--- Task brief ---
Write out each entry word for word.

Page and application data records

______________________________

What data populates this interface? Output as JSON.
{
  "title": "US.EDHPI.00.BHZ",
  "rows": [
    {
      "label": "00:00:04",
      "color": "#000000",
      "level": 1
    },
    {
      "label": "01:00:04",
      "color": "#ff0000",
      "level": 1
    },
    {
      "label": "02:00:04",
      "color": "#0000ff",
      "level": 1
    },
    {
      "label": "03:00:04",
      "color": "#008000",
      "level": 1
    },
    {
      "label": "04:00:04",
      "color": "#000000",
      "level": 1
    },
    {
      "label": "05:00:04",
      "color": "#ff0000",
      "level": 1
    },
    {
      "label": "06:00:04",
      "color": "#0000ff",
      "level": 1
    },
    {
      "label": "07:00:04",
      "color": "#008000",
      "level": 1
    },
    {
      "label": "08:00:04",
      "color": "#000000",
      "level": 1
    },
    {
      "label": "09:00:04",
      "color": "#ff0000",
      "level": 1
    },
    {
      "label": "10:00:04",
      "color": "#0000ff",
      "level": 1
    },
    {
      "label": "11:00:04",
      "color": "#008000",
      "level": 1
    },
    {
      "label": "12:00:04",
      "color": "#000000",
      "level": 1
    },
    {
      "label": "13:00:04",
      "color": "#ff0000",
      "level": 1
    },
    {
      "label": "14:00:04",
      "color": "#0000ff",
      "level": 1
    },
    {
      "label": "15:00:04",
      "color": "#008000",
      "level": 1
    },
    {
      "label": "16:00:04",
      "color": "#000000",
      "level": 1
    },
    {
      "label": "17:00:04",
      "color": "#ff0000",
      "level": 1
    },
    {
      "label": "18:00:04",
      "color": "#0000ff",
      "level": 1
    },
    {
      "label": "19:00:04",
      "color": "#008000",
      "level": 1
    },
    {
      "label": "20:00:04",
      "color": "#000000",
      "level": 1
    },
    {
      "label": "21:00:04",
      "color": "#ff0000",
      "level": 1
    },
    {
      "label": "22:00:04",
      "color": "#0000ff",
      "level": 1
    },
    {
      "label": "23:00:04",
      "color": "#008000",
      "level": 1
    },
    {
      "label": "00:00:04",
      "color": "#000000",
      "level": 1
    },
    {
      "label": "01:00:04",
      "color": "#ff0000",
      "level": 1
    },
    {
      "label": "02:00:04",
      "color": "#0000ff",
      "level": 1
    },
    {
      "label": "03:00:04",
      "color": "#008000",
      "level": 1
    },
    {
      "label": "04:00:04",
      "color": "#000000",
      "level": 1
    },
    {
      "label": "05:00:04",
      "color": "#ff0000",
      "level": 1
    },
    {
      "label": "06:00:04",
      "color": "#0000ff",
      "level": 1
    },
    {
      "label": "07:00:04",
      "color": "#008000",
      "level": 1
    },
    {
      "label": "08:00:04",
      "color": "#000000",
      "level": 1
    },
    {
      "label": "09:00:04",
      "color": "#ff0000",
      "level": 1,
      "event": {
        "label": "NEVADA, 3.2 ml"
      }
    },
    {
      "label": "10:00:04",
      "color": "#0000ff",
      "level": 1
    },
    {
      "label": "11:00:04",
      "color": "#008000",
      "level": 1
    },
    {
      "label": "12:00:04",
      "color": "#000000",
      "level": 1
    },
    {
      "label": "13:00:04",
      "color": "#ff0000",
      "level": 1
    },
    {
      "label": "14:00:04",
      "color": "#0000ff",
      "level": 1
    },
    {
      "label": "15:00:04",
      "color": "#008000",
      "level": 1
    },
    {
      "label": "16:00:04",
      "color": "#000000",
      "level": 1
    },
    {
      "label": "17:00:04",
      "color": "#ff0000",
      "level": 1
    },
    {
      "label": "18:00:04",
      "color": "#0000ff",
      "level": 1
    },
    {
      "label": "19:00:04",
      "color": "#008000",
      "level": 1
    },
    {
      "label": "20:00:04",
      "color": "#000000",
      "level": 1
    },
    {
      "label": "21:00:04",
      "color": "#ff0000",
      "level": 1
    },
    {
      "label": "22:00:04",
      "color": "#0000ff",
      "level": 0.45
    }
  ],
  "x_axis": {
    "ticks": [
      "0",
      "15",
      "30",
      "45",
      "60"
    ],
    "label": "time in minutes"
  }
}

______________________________

--- Written solution ---
What data populates this interface? Output as JSON.
{
  "title": "US.EDHPI.00.BHZ",
  "rows": [
    {
      "label": "00:00:04",
      "color": "#000000",
      "level": 1
    },
    {
      "label": "01:00:04",
      "color": "#ff0000",
      "level": 1
    },
    {
      "label": "02:00:04",
      "color": "#0000ff",
      "level": 1
    },
    {
      "label": "03:00:04",
      "color": "#008000",
      "level": 1
    },
    {
      "label": "04:00:04",
      "color": "#000000",
      "level": 1
    },
    {
      "label": "05:00:04",
      "color": "#ff0000",
      "level": 1
    },
    {
      "label": "06:00:04",
      "color": "#0000ff",
      "level": 1
    },
    {
      "label": "07:00:04",
      "color": "#008000",
      "level": 1
    },
    {
      "label": "08:00:04",
      "color": "#000000",
      "level": 1
    },
    {
      "label": "09:00:04",
      "color": "#ff0000",
      "level": 1
    },
    {
      "label": "10:00:04",
      "color": "#0000ff",
      "level": 1
    },
    {
      "label": "11:00:04",
      "color": "#008000",
      "level": 1
    },
    {
      "label": "12:00:04",
      "color": "#000000",
      "level": 1
    },
    {
      "label": "13:00:04",
      "color": "#ff0000",
      "level": 1
    },
    {
      "label": "14:00:04",
      "color": "#0000ff",
      "level": 1
    },
    {
      "label": "15:00:04",
      "color": "#008000",
      "level": 1
    },
    {
      "label": "16:00:04",
      "color": "#000000",
      "level": 1
    },
    {
      "label": "17:00:04",
      "color": "#ff0000",
      "level": 1
    },
    {
      "label": "18:00:04",
      "color": "#0000ff",
      "level": 1
    },
    {
      "label": "19:00:04",
      "color": "#008000",
      "level": 1
    },
    {
      "label": "20:00:04",
      "color": "#000000",
      "level": 1
    },
    {
      "label": "21:00:04",
      "color": "#ff0000",
      "level": 1
    },
    {
      "label": "22:00:04",
      "color": "#0000ff",
      "level": 1
    },
    {
      "label": "23:00:04",
      "color": "#008000",
      "level": 1
    },
    {
      "label": "00:00:04",
      "color": "#000000",
      "level": 1
    },
    {
      "label": "01:00:04",
      "color": "#ff0000",
      "level": 1
    },
    {
      "label": "02:00:04",
      "color": "#0000ff",
      "level": 1
    },
    {
      "label": "03:00:04",
      "color": "#008000",
      "level": 1
    },
    {
      "label": "04:00:04",
      "color": "#000000",
      "level": 1
    },
    {
      "label": "05:00:04",
      "color": "#ff0000",
      "level": 1
    },
    {
      "label": "06:00:04",
      "color": "#0000ff",
      "level": 1
    },
    {
      "label": "07:00:04",
      "color": "#008000",
      "level": 1
    },
    {
      "label": "08:00:04",
      "color": "#000000",
      "level": 1
    },
    {
      "label": "09:00:04",
      "color": "#ff0000",
      "level": 1,
      "event": {
        "label": "NEVADA, 3.2 ml"
      }
    },
    {
      "label": "10:00:04",
      "color": "#0000ff",
      "level": 1
    },
    {
      "label": "11:00:04",
      "color": "#008000",
      "level": 1
    },
    {
      "label": "12:00:04",
      "color": "#000000",
      "level": 1
    },
    {
      "label": "13:00:04",
      "color": "#ff0000",
      "level": 1
    },
    {
      "label": "14:00:04",
      "color": "#0000ff",
      "level": 1
    },
    {
      "label": "15:00:04",
      "color": "#008000",
      "level": 1
    },
    {
      "label": "16:00:04",
      "color": "#000000",
      "level": 1
    },
    {
      "label": "17:00:04",
      "color": "#ff0000",
      "level": 1
    },
    {
      "label": "18:00:04",
      "color": "#0000ff",
      "level": 1
    },
    {
      "label": "19:00:04",
      "color": "#008000",
      "level": 1
    },
    {
      "label": "20:00:04",
      "color": "#000000",
      "level": 1
    },
    {
      "label": "21:00:04",
      "color": "#ff0000",
      "level": 1
    },
    {
      "label": "22:00:04",
      "color": "#0000ff",
      "level": 0.45
    }
  ],
  "x_axis": {
    "ticks": [
      "0",
      "15",
      "30",
      "45",
      "60"
    ],
    "label": "time in minutes"
  }
}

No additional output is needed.